It is trite to talk about how they have diverged from traditional genres, but in the Korean art market, which is still quite conservative, the mere fact that such works are being shown at a top gallery whose customers are among the best collectors in the country is a positive sign for these artists, regardless of whether any of their works are sold. We see the forms and concepts that set the young artists apart also at Atelier Hermès. Here again the artists’ intention is to link material from everyday life and the surrounding environment to the themes of their works. Seeing all the elements specific to this generation brought together in one place, we can tell that the artists saw this as a futuristic space. They have created the effect of looking ten years into the future rather than ten years into the past.
Discourse about “young artists” has always been a mainstay of conversations in the world of art, and in the case of these exhibitions, this topic sticks out as a requisite consideration, whether that was the intention of the organizers or not. At the same time, it is also an indication of the limitations of the current art world in Korea. Artists who have a solid reputation in the art market and whose works sell have had to build a career by proving themselves over a period of time. Participation in exhibits at such established venues as the Kukje Gallery or Atelier Hermès by artists whose careers have run little more than five years and whose staying power has not yet been proved has sometimes generated concern, yet every year the average age of “young artists” gets younger. We need to delve into a couple of questions: Have the young artists fenced themselves into being stuck in the nonprofit system? Has the for-profit system considered “young artists” only in terms of whether their works are worthy of investing in, narrowing the structures within which they can operate? Everyone agrees that the working environment for artists in Korea is tough, and as art professionals, we need to reawaken our awareness of the need to reflect on these considerations.

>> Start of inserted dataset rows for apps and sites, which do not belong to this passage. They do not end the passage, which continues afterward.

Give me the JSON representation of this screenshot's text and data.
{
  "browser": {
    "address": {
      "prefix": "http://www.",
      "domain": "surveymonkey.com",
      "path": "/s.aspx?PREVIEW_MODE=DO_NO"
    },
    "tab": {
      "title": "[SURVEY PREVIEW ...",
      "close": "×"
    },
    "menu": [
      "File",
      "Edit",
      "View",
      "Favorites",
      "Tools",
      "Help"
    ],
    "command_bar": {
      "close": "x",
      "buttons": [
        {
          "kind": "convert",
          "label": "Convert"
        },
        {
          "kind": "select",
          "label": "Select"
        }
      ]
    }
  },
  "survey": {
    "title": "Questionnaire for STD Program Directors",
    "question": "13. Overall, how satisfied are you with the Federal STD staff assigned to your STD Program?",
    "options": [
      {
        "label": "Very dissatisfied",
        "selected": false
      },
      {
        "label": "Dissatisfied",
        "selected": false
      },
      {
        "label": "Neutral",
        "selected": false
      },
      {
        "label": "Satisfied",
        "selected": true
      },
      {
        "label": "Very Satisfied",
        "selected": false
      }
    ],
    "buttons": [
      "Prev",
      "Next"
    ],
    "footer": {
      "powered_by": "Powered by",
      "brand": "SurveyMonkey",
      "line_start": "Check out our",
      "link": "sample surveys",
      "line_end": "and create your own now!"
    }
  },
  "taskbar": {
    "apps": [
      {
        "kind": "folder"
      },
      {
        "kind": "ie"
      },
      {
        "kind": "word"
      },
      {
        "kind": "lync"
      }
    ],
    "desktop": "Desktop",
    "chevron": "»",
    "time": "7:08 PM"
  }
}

※ This article was originally published in Wolganmisool magazine (July 2017) and reprinted under authority of a MOU between KAMS and Wolganmisool.